My Lords, first, I thank the noble Baroness for her support. Again, it is important that there is a single unitary voice from your Lordships’ House and across both Houses of Parliament against this unprovoked Russian aggression against a sovereign state. On the issue of cyber, I was in Estonia about 10 days ago as part of our engagement on broader issues. I met our forces on the ground there and looked at our capabilities, including cyber. We are, not just through NATO but directly, offering the Ukrainian Government and Ukrainian people our full support. However, I would add that cyber is a challenge that is being met and felt not just by the Ukrainian people; we have felt it right here in the UK as well.

Will my noble friend keep reminding his colleagues that Russia is in some senses half an Asian nation as well as a European one, and that we need not only a united NATO, which I think we are moving towards, but the strong and full financial and commercial engagement of the great powers of Asia to establish the pariah status of Russia in Mr Putin’s mind?

My Lords, I agree with my noble friend and can assure him that, later today, I will host a meeting with the ambassadors of the UN Security Council members in the Court of St James. It is important that we see unity. Of course, we fully expect any resolution to be vetoed by Russia in the Security Council, but there will be further debates in the General Assembly in which we will look to show the maximum level of support across all nations.

The other thing that is often forgotten is the point made by my right honourable friend the Defence Secretary: around 1/16 of Russia’s border faces countries that are members of the NATO alliance. So we need to put this into context and perspective as well.

My Lords, I join the Minister and my noble friend Lord Collins in their condemnation of what is a crime against the peaceful people of Ukraine. It ought to be condemned at every turn. Suddenly in these circumstances we are talking about and debating the issue of NATO expansion, when it was not an issue at all. As the noble Lord, Lord Hannay, said, this plays exactly to Putin’s playbook. It is of advantage to him only because it distracts from urgent matters—namely, Russia’s problems, which are driving his criminal behaviour. President Biden, who, over the course of two decades of war in Iraq and Afghanistan, has grown sceptical about expanding US military commitments, has been open and honest with the Ukrainians about the unlikelihood of them meeting the current criteria for membership. Will the Minister do likewise and help to put this issue to bed now, so that we can concentrate on what is actually happening?

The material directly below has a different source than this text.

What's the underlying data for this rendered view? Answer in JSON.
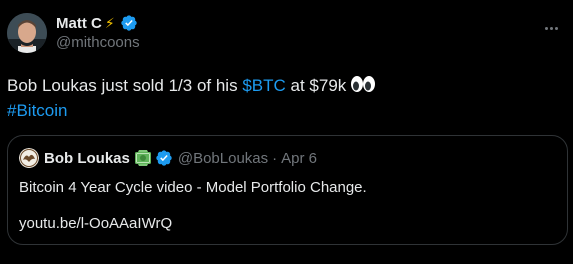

My Lords, I have already outlined the Government’s position on Ukraine’s NATO membership, as and whenever that might take place. Of course, there are certain criteria, which have been detailed and shared with the Ukrainians. If they meet those criteria, it is a choice for Ukraine to join NATO and for other member states to agree its membership. However, at this particular juncture, I agree with the noble Lord that our focus should be very much on the situation as it is unravelling. We offer Ukraine our full support in every respect and are working, together with our NATO allies and our partners across the European Union, in the context of the United States and others, to ensure that this message is received in Moscow very clearly: its actions were not just unprovoked but are an act of aggression against a sovereign state. Pull back, and pull back now.

My Lords, the Minister spoke of the importance of a unitary voice; of course, he is absolutely correct as far as this place is concerned. However, in his initial response he also touched on matters relating to the European Union. Is he aware that, yesterday, both Italy and Austria prevaricated in their support for sanctions? Indeed, Hungary is directly opposed to sanctions. What will the Minister do to encourage these states to come in line with what is the right thing to do?

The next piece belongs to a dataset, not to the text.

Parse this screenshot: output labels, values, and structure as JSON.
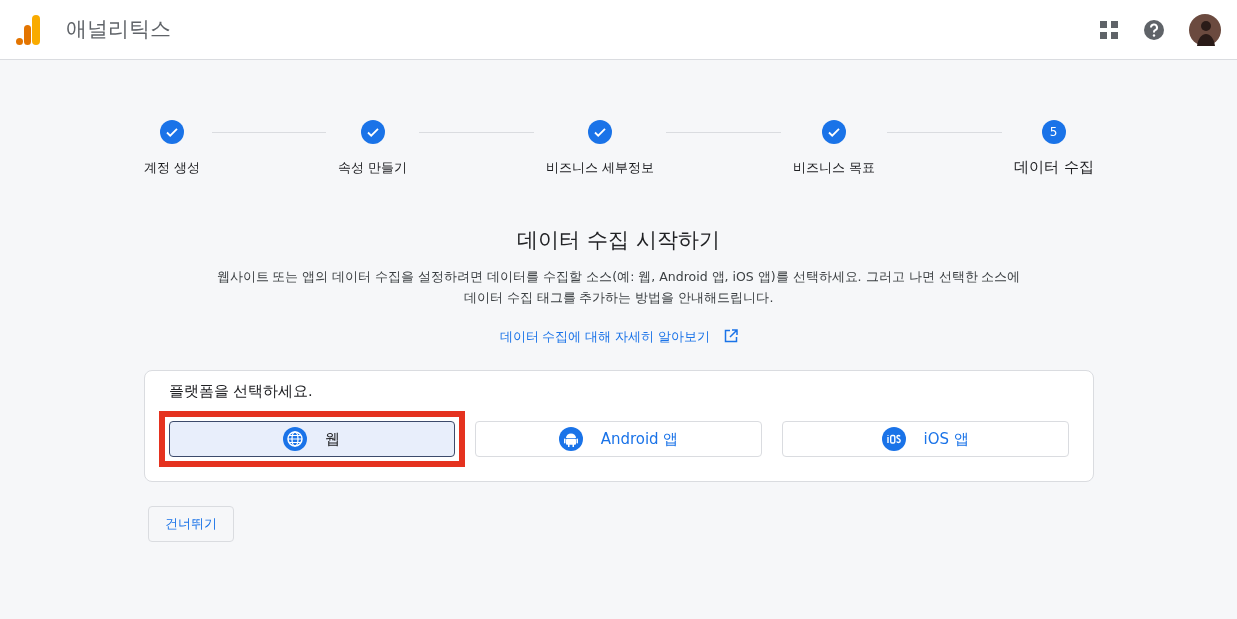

My Lords, I can share that, among my meetings at the United Nations yesterday, I met the Foreign Minister of Germany. We welcome the decision made by the German Chancellor to pull back on Nord Stream 2. That shows the real sense of unity prevailing across Europe. It is my understanding that, later today, there will be an EU Foreign Affairs Council meeting, which will discuss the very issues that the noble Lord raises.